More innocent times
Looking back 35 years and one day to a tragedy, and the vision of those who perished.
Author’s note: this article was originally published January 30, 2016 in the Houston Home Journal.
I remember January 1986 very well. That winter, I flew a Cessna 172 from Beverly, Mass. to Fort Myers, Florida. I split left-seat duties with my pilot friend while my brother Jay (mostly) relaxed in the back. I could tell you a bunch of stories from that flight (frozen pitot tube on the coldest day possible leaving Beverly, and losing electric generator over Savannah being the most memorable). I also remember watching the Patriots and Steve Grogan beat the Jets from Myrtle Beach, S.C. (first Patriots playoff win since I was born).
Then we got to Florida and had a glorious time. I got my seaplane rating in Winter Haven, hung with my brother and my folks in Fort Myers, and then Jay and I decided to go watch a shuttle launch. We had never seen one.
On January 5th, we trekked over to Melbourne and spent the night at a motel, then got to the causeway viewing area right outside the Canaveral AFS gate early, early on the 6th. We sat along with a few thousand others who brought RV's and Hibachi grills to watch the show. NASA's launch broadcast was piped over everyone's radio. They were particularly focused on mentioning the short launch window for the day, which expired just minutes after the scheduled launch time.
As the countdown got to T minus 31 seconds, Columbia's onboard computers were to take over from launch control. And the countdown stopped. We waited for NASA to tell what what happened (and so did the crew).
“We came back; don’t remember the date. But came back out, got in, and that time we got down to thirty-one seconds, and one more time things weren’t right,” future NASA Administrator Charles Bolden recounted about that launch. “There had actually been a probe, a temperature probe that in the de-fueling, they had broken the temperature probe off, and it had lodged inside the valve, keeping the valve from closing fully.”
“So that would have been a bad day. That would have been a catastrophic day, because the engine would have exploded had we launched,” Bolden concluded.
As for Jay and I, we realized that NASA reset the launch clock to 20 minutes, which put the launch outside the window for the day, about the same time 10 thousand other people realized the same thing. We got in our car and spent the next three hours in traffic getting out of Cocoa Beach. I remember saying "That's the last time I'll ever watch a shuttle not launch.” I never tried again.
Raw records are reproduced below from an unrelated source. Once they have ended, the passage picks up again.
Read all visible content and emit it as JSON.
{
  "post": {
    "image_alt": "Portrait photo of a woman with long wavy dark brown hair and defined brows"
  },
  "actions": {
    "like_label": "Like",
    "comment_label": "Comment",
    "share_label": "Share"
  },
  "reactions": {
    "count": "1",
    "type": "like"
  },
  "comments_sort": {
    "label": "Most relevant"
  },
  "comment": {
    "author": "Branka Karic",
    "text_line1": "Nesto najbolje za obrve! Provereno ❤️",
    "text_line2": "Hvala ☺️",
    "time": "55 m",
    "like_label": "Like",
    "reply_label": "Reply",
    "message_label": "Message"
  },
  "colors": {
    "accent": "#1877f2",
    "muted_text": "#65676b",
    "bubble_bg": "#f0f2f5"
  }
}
Considering Bolden’s comments, I'm glad I didn't see it. But I have some inkling of how those poor souls who witnessed, just 22 days later, Challenger's fiery demise felt. I followed STS-51-L closely, because I was from New Hampshire. Christa McAuliffe, first teacher to (attempt to) fly in space, was on that flight, and she was from New Hampshire--so we were all watching and cheering for her.
I was back in classes at the University of New Hampshire's Durham campus when Challenger exploded. I was sitting at the "MUB"--the student union building--grabbing lunch when a friend walked in and told us that the shuttle had exploded. "Not funny!" we all said. But it was true. We ran to the TV room and saw the smoke trail. The news was playing the explosion over and over again. It was burned into my brain.
To this day, I can't see video of that launch without getting chill bumps. It's painful to watch.
We were living in more innocent times then. We'd never lost a shuttle crew before--nobody had died on a space mission since the Apollo I astronauts perished on the pad during a test run--when I was just a baby.
Looking back, I realize just how dicey a thing flying in space is. The shuttle was the most complex machine ever devised by mankind, and we flew 5 of them a total of 135 times, launching 833 people on top of two enormous Roman candles. We lost 40 percent of the fleet and 14 souls to this adventure.
To those whose spirit of adventure exceeded their fears, knowing what the rest of us didn't know in those innocent days, I tip my hat in respect. We will, once again, launch Americans from American soil*. But the innocence is over. It perished in the explosion that day just over 30 years ago above the space coast of Florida.
Note: At the time I wrote this, we had not launched Americans from American soil. Of course, now, we have, and not just at the whim of ego-centric billionaires, but in the dead-serious will of another billionaire, Elon Musk and SpaceX. We have reason to capture that spirit of adventure again, but the news cycle moves so fast in our very online world, that we tend to fail to hold on to it when it comes.